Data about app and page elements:
○ ○ ○ ○

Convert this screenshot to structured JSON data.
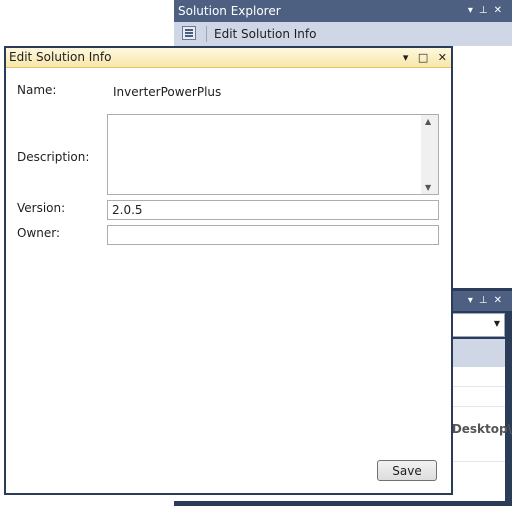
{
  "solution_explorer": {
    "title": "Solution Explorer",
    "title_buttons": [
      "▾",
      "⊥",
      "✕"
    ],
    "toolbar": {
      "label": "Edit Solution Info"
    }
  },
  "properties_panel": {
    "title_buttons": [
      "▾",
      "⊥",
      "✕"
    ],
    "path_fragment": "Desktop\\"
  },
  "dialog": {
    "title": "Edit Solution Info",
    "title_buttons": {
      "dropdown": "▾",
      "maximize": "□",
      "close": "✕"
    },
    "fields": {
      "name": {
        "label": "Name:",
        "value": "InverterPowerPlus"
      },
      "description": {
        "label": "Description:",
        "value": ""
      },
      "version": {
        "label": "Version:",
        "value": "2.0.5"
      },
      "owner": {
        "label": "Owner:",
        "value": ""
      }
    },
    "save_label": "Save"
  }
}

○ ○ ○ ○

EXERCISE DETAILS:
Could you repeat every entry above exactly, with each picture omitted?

FINISHED TASK:
Convert this screenshot to structured JSON data.
{
  "solution_explorer": {
    "title": "Solution Explorer",
    "title_buttons": [
      "▾",
      "⊥",
      "✕"
    ],
    "toolbar": {
      "label": "Edit Solution Info"
    }
  },
  "properties_panel": {
    "title_buttons": [
      "▾",
      "⊥",
      "✕"
    ],
    "path_fragment": "Desktop\\"
  },
  "dialog": {
    "title": "Edit Solution Info",
    "title_buttons": {
      "dropdown": "▾",
      "maximize": "□",
      "close": "✕"
    },
    "fields": {
      "name": {
        "label": "Name:",
        "value": "InverterPowerPlus"
      },
      "description": {
        "label": "Description:",
        "value": ""
      },
      "version": {
        "label": "Version:",
        "value": "2.0.5"
      },
      "owner": {
        "label": "Owner:",
        "value": ""
      }
    },
    "save_label": "Save"
  }
}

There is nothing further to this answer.